#### EXERCISE DESCRIPTION:
Among the entries that follow, how many lines contain the word "this"? Give the number alone.

#### DATA PROVIDED:
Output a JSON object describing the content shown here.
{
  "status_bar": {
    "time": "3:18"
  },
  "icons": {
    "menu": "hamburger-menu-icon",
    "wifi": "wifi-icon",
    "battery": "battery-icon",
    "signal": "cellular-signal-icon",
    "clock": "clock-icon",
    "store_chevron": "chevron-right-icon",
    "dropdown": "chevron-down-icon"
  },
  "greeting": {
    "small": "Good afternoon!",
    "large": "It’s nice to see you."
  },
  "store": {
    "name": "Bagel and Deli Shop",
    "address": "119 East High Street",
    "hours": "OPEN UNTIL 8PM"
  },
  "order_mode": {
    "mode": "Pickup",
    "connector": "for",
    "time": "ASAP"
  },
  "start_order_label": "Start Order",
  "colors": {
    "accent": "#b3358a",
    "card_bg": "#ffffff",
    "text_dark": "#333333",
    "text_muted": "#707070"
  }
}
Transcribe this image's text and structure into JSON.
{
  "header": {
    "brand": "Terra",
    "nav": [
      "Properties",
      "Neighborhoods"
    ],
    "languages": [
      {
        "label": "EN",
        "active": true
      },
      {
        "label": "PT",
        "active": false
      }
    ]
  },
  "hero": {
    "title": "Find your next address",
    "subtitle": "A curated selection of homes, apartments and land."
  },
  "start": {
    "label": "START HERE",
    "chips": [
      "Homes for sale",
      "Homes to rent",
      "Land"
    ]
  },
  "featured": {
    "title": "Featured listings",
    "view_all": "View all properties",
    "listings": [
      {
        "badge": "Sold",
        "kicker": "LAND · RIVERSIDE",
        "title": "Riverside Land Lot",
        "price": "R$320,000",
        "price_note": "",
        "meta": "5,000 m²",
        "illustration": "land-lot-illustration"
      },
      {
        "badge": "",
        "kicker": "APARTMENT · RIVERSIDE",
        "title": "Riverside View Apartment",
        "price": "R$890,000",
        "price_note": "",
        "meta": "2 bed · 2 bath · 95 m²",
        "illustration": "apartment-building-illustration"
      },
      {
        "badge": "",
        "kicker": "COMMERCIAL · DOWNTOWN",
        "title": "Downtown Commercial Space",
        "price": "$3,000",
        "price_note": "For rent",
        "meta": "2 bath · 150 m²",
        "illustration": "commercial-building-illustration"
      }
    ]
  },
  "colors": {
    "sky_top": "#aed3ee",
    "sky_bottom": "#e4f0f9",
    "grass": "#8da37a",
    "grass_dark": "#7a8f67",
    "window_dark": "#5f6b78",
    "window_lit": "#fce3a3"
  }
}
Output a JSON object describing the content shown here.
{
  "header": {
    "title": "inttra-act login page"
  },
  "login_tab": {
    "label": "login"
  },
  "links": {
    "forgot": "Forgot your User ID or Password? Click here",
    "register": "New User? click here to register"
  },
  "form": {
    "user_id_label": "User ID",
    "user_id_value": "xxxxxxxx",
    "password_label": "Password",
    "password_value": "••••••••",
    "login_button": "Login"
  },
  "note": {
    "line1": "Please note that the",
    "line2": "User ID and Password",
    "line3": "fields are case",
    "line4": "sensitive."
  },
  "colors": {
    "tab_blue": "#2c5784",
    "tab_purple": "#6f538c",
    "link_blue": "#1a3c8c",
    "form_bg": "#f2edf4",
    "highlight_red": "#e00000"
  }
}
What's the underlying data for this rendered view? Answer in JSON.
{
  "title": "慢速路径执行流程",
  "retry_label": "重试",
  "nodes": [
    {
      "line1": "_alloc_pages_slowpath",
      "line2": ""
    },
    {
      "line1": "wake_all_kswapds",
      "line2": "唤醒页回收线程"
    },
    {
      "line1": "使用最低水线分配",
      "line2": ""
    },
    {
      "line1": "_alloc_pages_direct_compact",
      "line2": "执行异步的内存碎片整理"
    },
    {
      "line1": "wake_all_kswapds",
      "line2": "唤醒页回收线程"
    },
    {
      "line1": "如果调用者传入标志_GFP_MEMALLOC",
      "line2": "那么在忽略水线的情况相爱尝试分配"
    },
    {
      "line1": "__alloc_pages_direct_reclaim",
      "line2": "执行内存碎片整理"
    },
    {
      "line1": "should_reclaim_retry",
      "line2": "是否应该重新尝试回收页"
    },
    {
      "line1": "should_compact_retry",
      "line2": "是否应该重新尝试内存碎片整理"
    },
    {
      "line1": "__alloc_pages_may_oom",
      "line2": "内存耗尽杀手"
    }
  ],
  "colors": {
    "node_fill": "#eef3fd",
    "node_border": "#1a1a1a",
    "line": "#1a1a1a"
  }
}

#### ANSWER TO THE PROBLEM:
2